__What is required__: Each line of the records that holds the word "JSON" should be copied out.

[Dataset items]
━━━━

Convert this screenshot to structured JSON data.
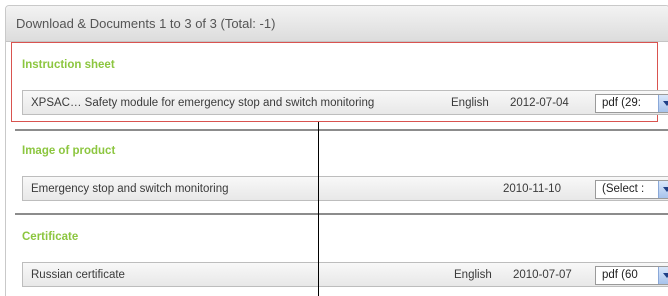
{
  "header": {
    "title": "Download & Documents 1 to 3 of 3 (Total: -1)"
  },
  "sections": [
    {
      "title": "Instruction sheet",
      "row": {
        "name": "XPSAC… Safety module for emergency stop and switch monitoring",
        "language": "English",
        "date": "2012-07-04",
        "select_value": "pdf (29:"
      }
    },
    {
      "title": "Image of product",
      "row": {
        "name": "Emergency stop and switch monitoring",
        "language": "",
        "date": "2010-11-10",
        "select_value": "(Select :"
      }
    },
    {
      "title": "Certificate",
      "row": {
        "name": "Russian certificate",
        "language": "English",
        "date": "2010-07-07",
        "select_value": "pdf (60"
      }
    }
  ],
  "colors": {
    "section_title": "#8cc63f",
    "highlight": "#d9534f",
    "select_arrow": "#a7c3ec"
  },
  "icons": [
    "chevron-down-icon"
  ]
}
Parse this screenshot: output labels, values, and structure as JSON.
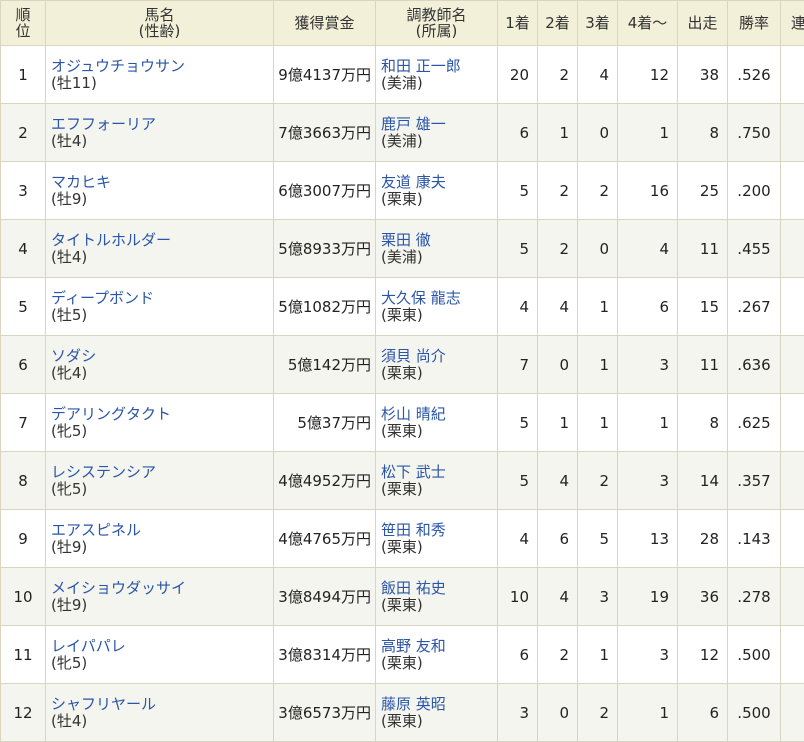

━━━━

__Answer to this exercise__:
Convert this screenshot to structured JSON data.
Parse this screenshot: output labels, values, and structure as JSON.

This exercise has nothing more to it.